I love the jungle. I love the nature, the sounds, and the smells. I love the enormous trees and the fuzzy leaves that tickle your legs as you pass them. I love the mating calls of the monkeys, the clicking of the cicadas, the kettle pot squeal of the birds. I love the crackling of the branches underneath my feet, and the trickling current of the river as it passes through sticks and over rocks.
I felt a great satisfaction after leaving the jungle the next evening. I came out with a new found appreciation of toilets and a bed, and an even deeper love and appreciation for mother nature and all she has to offer.
How to Trek Taman Negara
I went with Han Travel once I arrived in Taman Negara. The cost of the tour is 230 ringgit (if you have 4 or more people), and they ask you to meet them the day of departure at 9;30 a.m.
Bring a small backpack and trekking shoes, a toothbrush, torchlight, change of clothes, bathing suit, sunscreen, and bug spray. They provide the sleeping bag, mattress pad, food, plate, spoon, cup, and water.

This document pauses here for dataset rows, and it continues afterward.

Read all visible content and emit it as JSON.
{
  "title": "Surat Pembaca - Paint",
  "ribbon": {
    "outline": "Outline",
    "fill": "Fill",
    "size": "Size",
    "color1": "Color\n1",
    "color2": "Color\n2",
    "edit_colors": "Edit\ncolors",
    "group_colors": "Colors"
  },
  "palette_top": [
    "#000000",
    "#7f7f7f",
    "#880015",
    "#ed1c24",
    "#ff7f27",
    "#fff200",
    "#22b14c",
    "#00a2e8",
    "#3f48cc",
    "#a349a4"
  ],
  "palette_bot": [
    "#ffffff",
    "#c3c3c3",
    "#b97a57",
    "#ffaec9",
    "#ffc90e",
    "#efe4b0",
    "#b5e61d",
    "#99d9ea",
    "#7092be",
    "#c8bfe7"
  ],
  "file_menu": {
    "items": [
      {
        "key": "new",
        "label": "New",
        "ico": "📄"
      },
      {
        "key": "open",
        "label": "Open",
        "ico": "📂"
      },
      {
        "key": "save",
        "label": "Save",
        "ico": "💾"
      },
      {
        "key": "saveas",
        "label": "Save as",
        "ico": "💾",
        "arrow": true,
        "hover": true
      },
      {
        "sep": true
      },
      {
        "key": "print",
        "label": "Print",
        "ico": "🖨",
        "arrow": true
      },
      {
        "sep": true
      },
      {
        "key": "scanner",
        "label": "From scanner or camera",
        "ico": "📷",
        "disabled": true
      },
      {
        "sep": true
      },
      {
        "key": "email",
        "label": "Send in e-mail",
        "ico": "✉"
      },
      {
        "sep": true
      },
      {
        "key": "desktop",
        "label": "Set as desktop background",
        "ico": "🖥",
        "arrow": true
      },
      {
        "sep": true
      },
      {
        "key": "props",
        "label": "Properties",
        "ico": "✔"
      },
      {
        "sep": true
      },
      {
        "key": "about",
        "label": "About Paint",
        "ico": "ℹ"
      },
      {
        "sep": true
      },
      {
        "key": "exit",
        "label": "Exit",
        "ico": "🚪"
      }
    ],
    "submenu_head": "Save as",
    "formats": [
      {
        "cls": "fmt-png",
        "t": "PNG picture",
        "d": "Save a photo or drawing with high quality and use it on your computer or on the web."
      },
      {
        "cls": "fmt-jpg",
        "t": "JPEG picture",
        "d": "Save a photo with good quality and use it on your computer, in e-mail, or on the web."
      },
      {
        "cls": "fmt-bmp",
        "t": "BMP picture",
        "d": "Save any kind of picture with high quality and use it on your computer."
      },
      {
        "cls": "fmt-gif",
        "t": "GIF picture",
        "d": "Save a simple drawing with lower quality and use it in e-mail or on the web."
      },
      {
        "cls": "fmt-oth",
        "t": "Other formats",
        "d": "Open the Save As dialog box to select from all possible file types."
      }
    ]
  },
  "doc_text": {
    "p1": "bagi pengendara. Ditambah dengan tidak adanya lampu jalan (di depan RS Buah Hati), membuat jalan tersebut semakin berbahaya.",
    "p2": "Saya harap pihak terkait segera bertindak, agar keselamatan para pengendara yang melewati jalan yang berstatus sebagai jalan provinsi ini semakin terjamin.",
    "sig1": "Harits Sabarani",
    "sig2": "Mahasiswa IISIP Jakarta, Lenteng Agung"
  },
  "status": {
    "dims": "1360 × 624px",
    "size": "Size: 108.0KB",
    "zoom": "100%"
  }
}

This will all fit into a small day backpack and will end up weighing around 5 kilos.
Meet Anwarudin Razali (Ajip)
Below is the contact details for my guide Ajip. I HIGHLY recommend trekking with him, he’s not only hilarious, but also knowledgable and friendly. He’s been doing these treks for 7 years.
How to get to Taman Negara
From Kuala Lumpur: Buy a ticket to Kuala Tahan from Kuala Lumpur, around 80 ringgit. It includes the bus and the river boat ride. Use busonlineticket.com.
The bus is around 4 hours, and the boat ride is around 3 hours.
I recommend staying at Hana Guesthouse, which you book on arrival. A three person room is 50 ringgit, and a private is 40 ringgit. The owner is adorable and has the greatest smile!
I recommend eating at one of the restaurants along the river, like Family Restaurant. Meals are around 5 to 12 ringgit.